[Available records — start]

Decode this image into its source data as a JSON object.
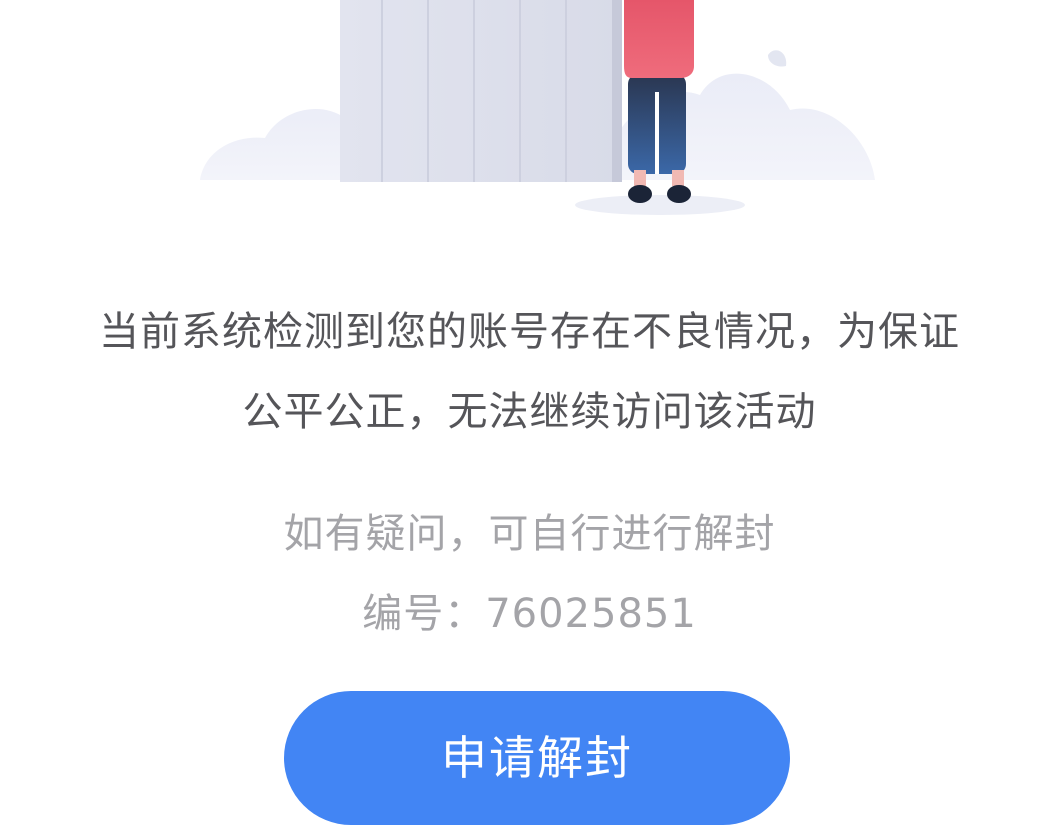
{
  "notice": {
    "line1": "当前系统检测到您的账号存在不良情况，为保证",
    "line2": "公平公正，无法继续访问该活动"
  },
  "hint": {
    "text": "如有疑问，可自行进行解封",
    "id_label": "编号：",
    "id_value": "76025851"
  },
  "action": {
    "button_label": "申请解封"
  },
  "colors": {
    "button": "#4285f4",
    "primary_text": "#555559",
    "secondary_text": "#a4a4a8",
    "figure_shirt": "#e5566a",
    "figure_pants": "#2f4c82"
  }
}
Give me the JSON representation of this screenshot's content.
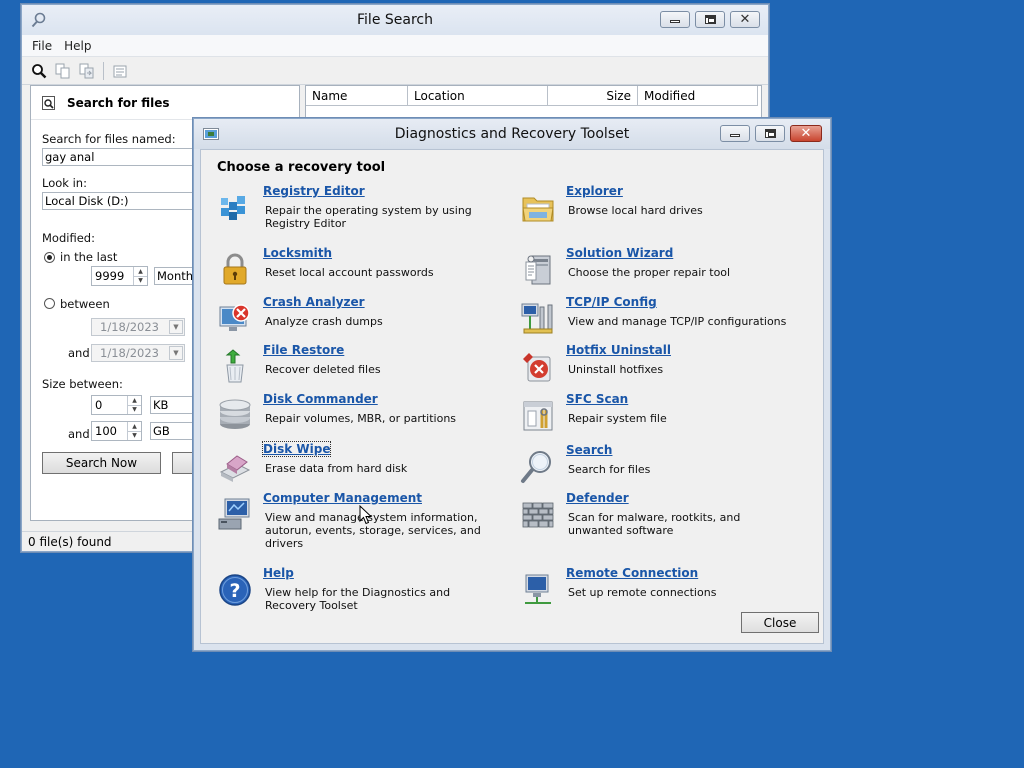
{
  "file_search": {
    "title": "File Search",
    "menu": [
      "File",
      "Help"
    ],
    "panel_title": "Search for files",
    "search_named_label": "Search for files named:",
    "search_named_value": "gay anal",
    "look_in_label": "Look in:",
    "look_in_value": "Local Disk (D:)",
    "modified_label": "Modified:",
    "in_the_last_label": "in the last",
    "in_the_last_value": "9999",
    "in_the_last_unit": "Months",
    "between_label": "between",
    "date_from": "1/18/2023",
    "and_label": "and",
    "date_to": "1/18/2023",
    "size_between_label": "Size between:",
    "size_min": "0",
    "size_min_unit": "KB",
    "size_and_label": "and",
    "size_max": "100",
    "size_max_unit": "GB",
    "search_button": "Search Now",
    "columns": [
      "Name",
      "Location",
      "Size",
      "Modified"
    ],
    "status": "0 file(s) found"
  },
  "dart": {
    "title": "Diagnostics and Recovery Toolset",
    "heading": "Choose a recovery tool",
    "tools_left": [
      {
        "name": "Registry Editor",
        "desc": "Repair the operating system by using Registry Editor",
        "icon": "registry-icon"
      },
      {
        "name": "Locksmith",
        "desc": "Reset local account passwords",
        "icon": "padlock-icon"
      },
      {
        "name": "Crash Analyzer",
        "desc": "Analyze crash dumps",
        "icon": "crash-icon"
      },
      {
        "name": "File Restore",
        "desc": "Recover deleted files",
        "icon": "recycle-bin-icon"
      },
      {
        "name": "Disk Commander",
        "desc": "Repair volumes, MBR, or partitions",
        "icon": "disk-stack-icon"
      },
      {
        "name": "Disk Wipe",
        "desc": "Erase data from hard disk",
        "icon": "eraser-icon"
      },
      {
        "name": "Computer Management",
        "desc": "View and manage system information, autorun, events, storage, services, and drivers",
        "icon": "computer-management-icon"
      },
      {
        "name": "Help",
        "desc": "View help for the Diagnostics and Recovery Toolset",
        "icon": "help-icon"
      }
    ],
    "tools_right": [
      {
        "name": "Explorer",
        "desc": "Browse local hard drives",
        "icon": "folder-icon"
      },
      {
        "name": "Solution Wizard",
        "desc": "Choose the proper repair tool",
        "icon": "wizard-icon"
      },
      {
        "name": "TCP/IP Config",
        "desc": "View and manage TCP/IP configurations",
        "icon": "network-icon"
      },
      {
        "name": "Hotfix Uninstall",
        "desc": "Uninstall hotfixes",
        "icon": "hotfix-icon"
      },
      {
        "name": "SFC Scan",
        "desc": "Repair system file",
        "icon": "sfc-icon"
      },
      {
        "name": "Search",
        "desc": "Search for files",
        "icon": "magnifier-icon"
      },
      {
        "name": "Defender",
        "desc": "Scan for malware, rootkits, and unwanted software",
        "icon": "wall-icon"
      },
      {
        "name": "Remote Connection",
        "desc": "Set up remote connections",
        "icon": "remote-icon"
      }
    ],
    "close_button": "Close"
  }
}
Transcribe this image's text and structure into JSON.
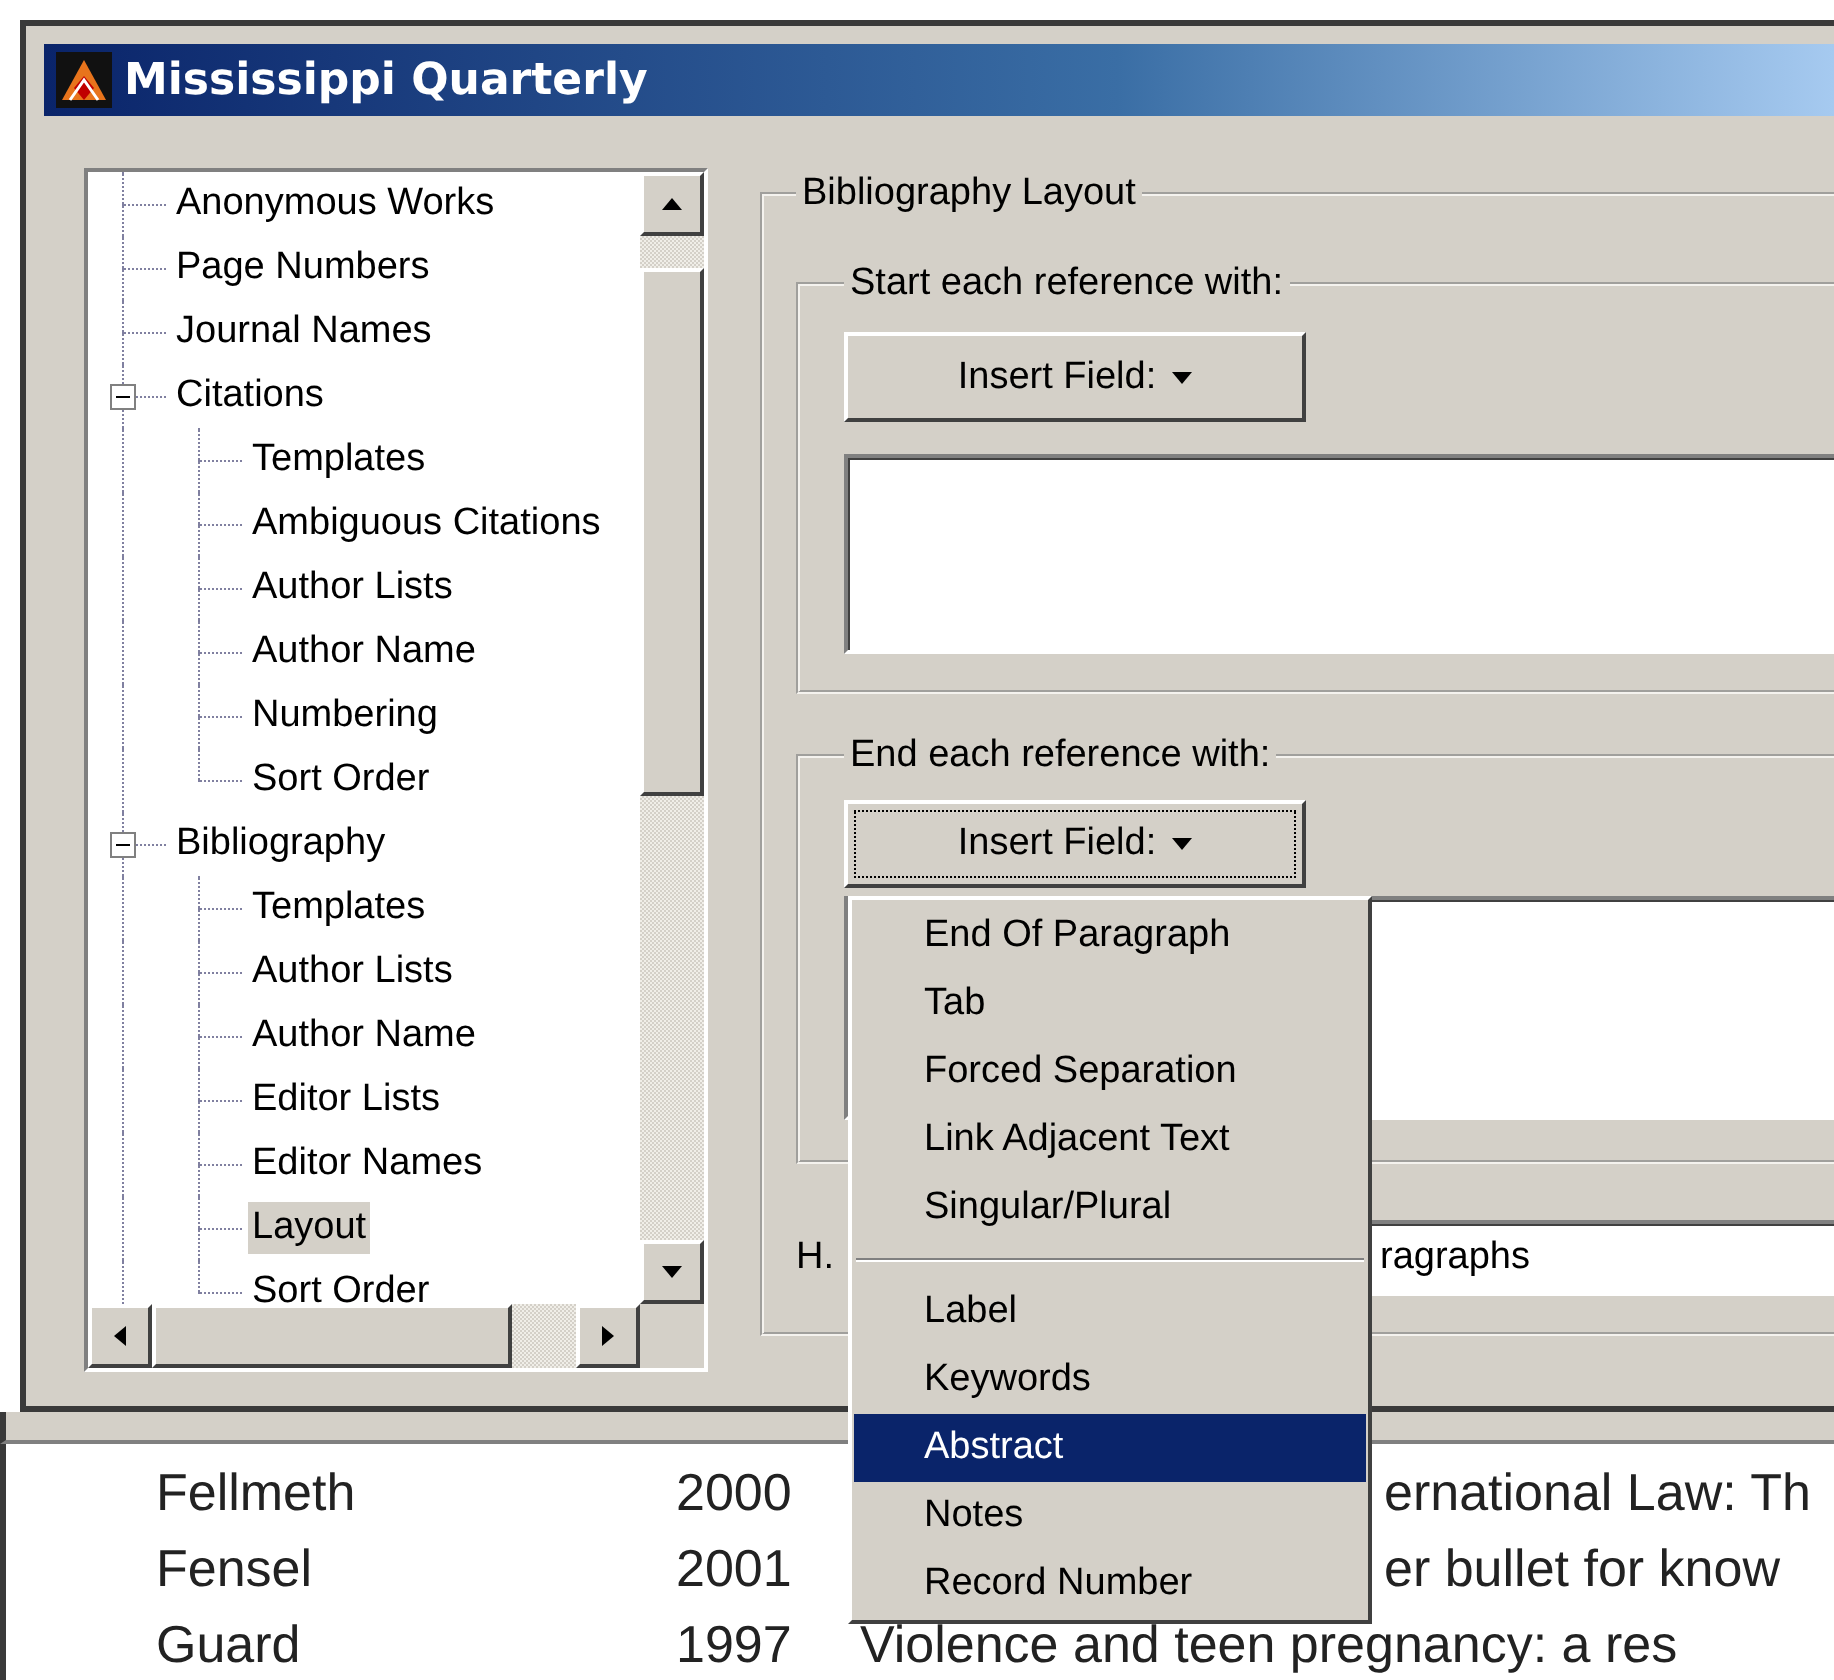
{
  "window": {
    "title": "Mississippi Quarterly"
  },
  "tree": {
    "items": [
      {
        "label": "Anonymous Works",
        "selected": false
      },
      {
        "label": "Page Numbers",
        "selected": false
      },
      {
        "label": "Journal Names",
        "selected": false
      },
      {
        "label": "Citations",
        "selected": false,
        "expanded": true,
        "children": [
          {
            "label": "Templates",
            "selected": false
          },
          {
            "label": "Ambiguous Citations",
            "selected": false
          },
          {
            "label": "Author Lists",
            "selected": false
          },
          {
            "label": "Author Name",
            "selected": false
          },
          {
            "label": "Numbering",
            "selected": false
          },
          {
            "label": "Sort Order",
            "selected": false
          }
        ]
      },
      {
        "label": "Bibliography",
        "selected": false,
        "expanded": true,
        "children": [
          {
            "label": "Templates",
            "selected": false
          },
          {
            "label": "Author Lists",
            "selected": false
          },
          {
            "label": "Author Name",
            "selected": false
          },
          {
            "label": "Editor Lists",
            "selected": false
          },
          {
            "label": "Editor Names",
            "selected": false
          },
          {
            "label": "Layout",
            "selected": true
          },
          {
            "label": "Sort Order",
            "selected": false
          }
        ]
      }
    ]
  },
  "bibliography_layout": {
    "title": "Bibliography Layout",
    "groups": [
      {
        "label": "Start each reference with:",
        "button": "Insert Field:",
        "focused": false
      },
      {
        "label": "End each reference with:",
        "button": "Insert Field:",
        "focused": true
      }
    ],
    "hanging_indent": {
      "label": "H.",
      "value": "ragraphs"
    }
  },
  "insert_field_menu": {
    "items": [
      {
        "kind": "item",
        "label": "End Of Paragraph",
        "selected": false
      },
      {
        "kind": "item",
        "label": "Tab",
        "selected": false
      },
      {
        "kind": "item",
        "label": "Forced Separation",
        "selected": false
      },
      {
        "kind": "item",
        "label": "Link Adjacent Text",
        "selected": false
      },
      {
        "kind": "item",
        "label": "Singular/Plural",
        "selected": false
      },
      {
        "kind": "separator"
      },
      {
        "kind": "item",
        "label": "Label",
        "selected": false
      },
      {
        "kind": "item",
        "label": "Keywords",
        "selected": false
      },
      {
        "kind": "item",
        "label": "Abstract",
        "selected": true
      },
      {
        "kind": "item",
        "label": "Notes",
        "selected": false
      },
      {
        "kind": "item",
        "label": "Record Number",
        "selected": false
      }
    ]
  },
  "background_list": {
    "rows": [
      {
        "author": "Fellmeth",
        "year": "2000",
        "title": "ernational Law: Th",
        "covered": true
      },
      {
        "author": "Fensel",
        "year": "2001",
        "title": "er bullet for know",
        "covered": true
      },
      {
        "author": "Guard",
        "year": "1997",
        "title": "Violence and teen pregnancy: a res",
        "covered": false
      }
    ]
  }
}
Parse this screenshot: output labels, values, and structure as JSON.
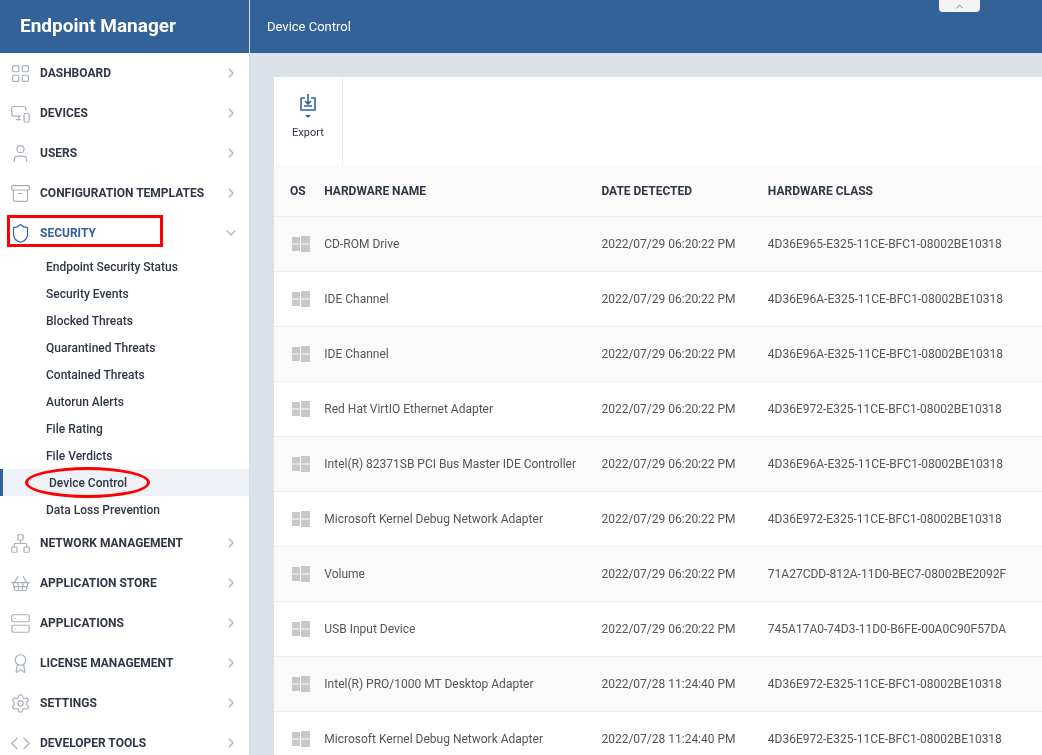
{
  "app_title": "Endpoint Manager",
  "page_title": "Device Control",
  "sidebar": {
    "items": [
      {
        "label": "DASHBOARD",
        "expanded": false,
        "selected": false
      },
      {
        "label": "DEVICES",
        "expanded": false,
        "selected": false
      },
      {
        "label": "USERS",
        "expanded": false,
        "selected": false
      },
      {
        "label": "CONFIGURATION TEMPLATES",
        "expanded": false,
        "selected": false
      },
      {
        "label": "SECURITY",
        "expanded": true,
        "selected": true,
        "children": [
          {
            "label": "Endpoint Security Status",
            "selected": false
          },
          {
            "label": "Security Events",
            "selected": false
          },
          {
            "label": "Blocked Threats",
            "selected": false
          },
          {
            "label": "Quarantined Threats",
            "selected": false
          },
          {
            "label": "Contained Threats",
            "selected": false
          },
          {
            "label": "Autorun Alerts",
            "selected": false
          },
          {
            "label": "File Rating",
            "selected": false
          },
          {
            "label": "File Verdicts",
            "selected": false
          },
          {
            "label": "Device Control",
            "selected": true
          },
          {
            "label": "Data Loss Prevention",
            "selected": false
          }
        ]
      },
      {
        "label": "NETWORK MANAGEMENT",
        "expanded": false,
        "selected": false
      },
      {
        "label": "APPLICATION STORE",
        "expanded": false,
        "selected": false
      },
      {
        "label": "APPLICATIONS",
        "expanded": false,
        "selected": false
      },
      {
        "label": "LICENSE MANAGEMENT",
        "expanded": false,
        "selected": false
      },
      {
        "label": "SETTINGS",
        "expanded": false,
        "selected": false
      },
      {
        "label": "DEVELOPER TOOLS",
        "expanded": false,
        "selected": false
      }
    ]
  },
  "toolbar": {
    "export_label": "Export"
  },
  "table": {
    "columns": [
      "OS",
      "HARDWARE NAME",
      "DATE DETECTED",
      "HARDWARE CLASS"
    ],
    "rows": [
      [
        "",
        "CD-ROM Drive",
        "2022/07/29 06:20:22 PM",
        "4D36E965-E325-11CE-BFC1-08002BE10318"
      ],
      [
        "",
        "IDE Channel",
        "2022/07/29 06:20:22 PM",
        "4D36E96A-E325-11CE-BFC1-08002BE10318"
      ],
      [
        "",
        "IDE Channel",
        "2022/07/29 06:20:22 PM",
        "4D36E96A-E325-11CE-BFC1-08002BE10318"
      ],
      [
        "",
        "Red Hat VirtIO Ethernet Adapter",
        "2022/07/29 06:20:22 PM",
        "4D36E972-E325-11CE-BFC1-08002BE10318"
      ],
      [
        "",
        "Intel(R) 82371SB PCI Bus Master IDE Controller",
        "2022/07/29 06:20:22 PM",
        "4D36E96A-E325-11CE-BFC1-08002BE10318"
      ],
      [
        "",
        "Microsoft Kernel Debug Network Adapter",
        "2022/07/29 06:20:22 PM",
        "4D36E972-E325-11CE-BFC1-08002BE10318"
      ],
      [
        "",
        "Volume",
        "2022/07/29 06:20:22 PM",
        "71A27CDD-812A-11D0-BEC7-08002BE2092F"
      ],
      [
        "",
        "USB Input Device",
        "2022/07/29 06:20:22 PM",
        "745A17A0-74D3-11D0-B6FE-00A0C90F57DA"
      ],
      [
        "",
        "Intel(R) PRO/1000 MT Desktop Adapter",
        "2022/07/28 11:24:40 PM",
        "4D36E972-E325-11CE-BFC1-08002BE10318"
      ],
      [
        "",
        "Microsoft Kernel Debug Network Adapter",
        "2022/07/28 11:24:40 PM",
        "4D36E972-E325-11CE-BFC1-08002BE10318"
      ]
    ]
  }
}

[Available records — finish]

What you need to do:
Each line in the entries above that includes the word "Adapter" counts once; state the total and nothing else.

Answer area:
4